Source records:

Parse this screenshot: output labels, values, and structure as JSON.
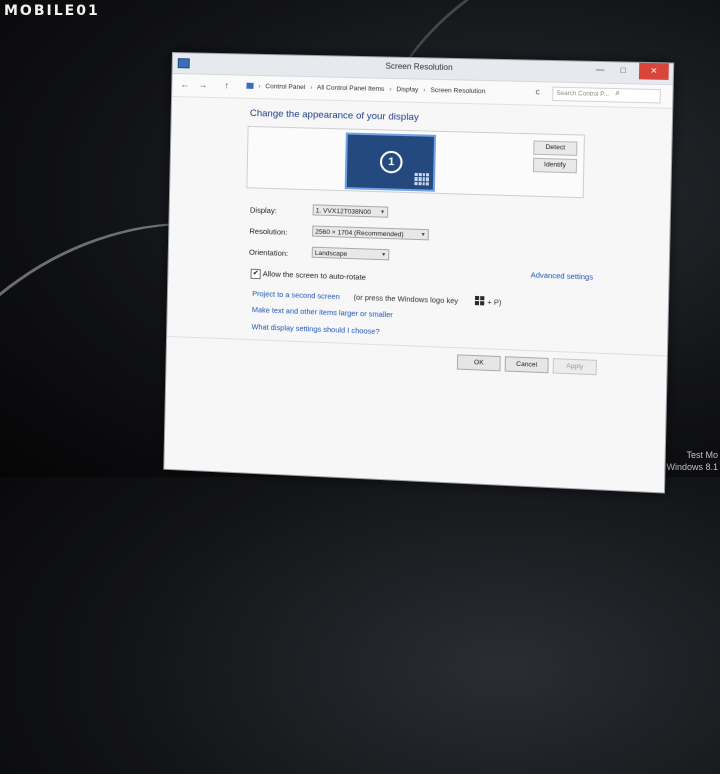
{
  "watermark": "MOBILE01",
  "window": {
    "title": "Screen Resolution",
    "minimize": "—",
    "maximize": "□",
    "close": "✕"
  },
  "address": {
    "back": "←",
    "forward": "→",
    "up": "↑",
    "breadcrumbs": [
      "Control Panel",
      "All Control Panel Items",
      "Display",
      "Screen Resolution"
    ],
    "refresh": "c",
    "search_placeholder": "Search Control P..."
  },
  "main": {
    "heading": "Change the appearance of your display",
    "monitor_number": "1",
    "detect_label": "Detect",
    "identify_label": "Identify",
    "display_label": "Display:",
    "display_value": "1. VVX12T038N00",
    "resolution_label": "Resolution:",
    "resolution_value": "2560 × 1704 (Recommended)",
    "orientation_label": "Orientation:",
    "orientation_value": "Landscape",
    "autorotate_label": "Allow the screen to auto-rotate",
    "autorotate_checked": "✔",
    "advanced_link": "Advanced settings",
    "project_link": "Project to a second screen",
    "project_hint_pre": "(or press the Windows logo key",
    "project_hint_post": "+ P)",
    "text_size_link": "Make text and other items larger or smaller",
    "help_link": "What display settings should I choose?"
  },
  "footer": {
    "ok": "OK",
    "cancel": "Cancel",
    "apply": "Apply"
  },
  "desktop": {
    "corner_line1": "Test Mo",
    "corner_line2": "Windows 8.1"
  },
  "colors": {
    "accent": "#1e3f8a",
    "link": "#2255b5",
    "close": "#d9453a",
    "monitor": "#24497f"
  }
}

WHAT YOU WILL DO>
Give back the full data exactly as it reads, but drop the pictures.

EXERCISE ANSWER>
Parse this screenshot: output labels, values, and structure as JSON.
{
  "watermark": "MOBILE01",
  "window": {
    "title": "Screen Resolution",
    "minimize": "—",
    "maximize": "□",
    "close": "✕"
  },
  "address": {
    "back": "←",
    "forward": "→",
    "up": "↑",
    "breadcrumbs": [
      "Control Panel",
      "All Control Panel Items",
      "Display",
      "Screen Resolution"
    ],
    "refresh": "c",
    "search_placeholder": "Search Control P..."
  },
  "main": {
    "heading": "Change the appearance of your display",
    "monitor_number": "1",
    "detect_label": "Detect",
    "identify_label": "Identify",
    "display_label": "Display:",
    "display_value": "1. VVX12T038N00",
    "resolution_label": "Resolution:",
    "resolution_value": "2560 × 1704 (Recommended)",
    "orientation_label": "Orientation:",
    "orientation_value": "Landscape",
    "autorotate_label": "Allow the screen to auto-rotate",
    "autorotate_checked": "✔",
    "advanced_link": "Advanced settings",
    "project_link": "Project to a second screen",
    "project_hint_pre": "(or press the Windows logo key",
    "project_hint_post": "+ P)",
    "text_size_link": "Make text and other items larger or smaller",
    "help_link": "What display settings should I choose?"
  },
  "footer": {
    "ok": "OK",
    "cancel": "Cancel",
    "apply": "Apply"
  },
  "desktop": {
    "corner_line1": "Test Mo",
    "corner_line2": "Windows 8.1"
  },
  "colors": {
    "accent": "#1e3f8a",
    "link": "#2255b5",
    "close": "#d9453a",
    "monitor": "#24497f"
  }
}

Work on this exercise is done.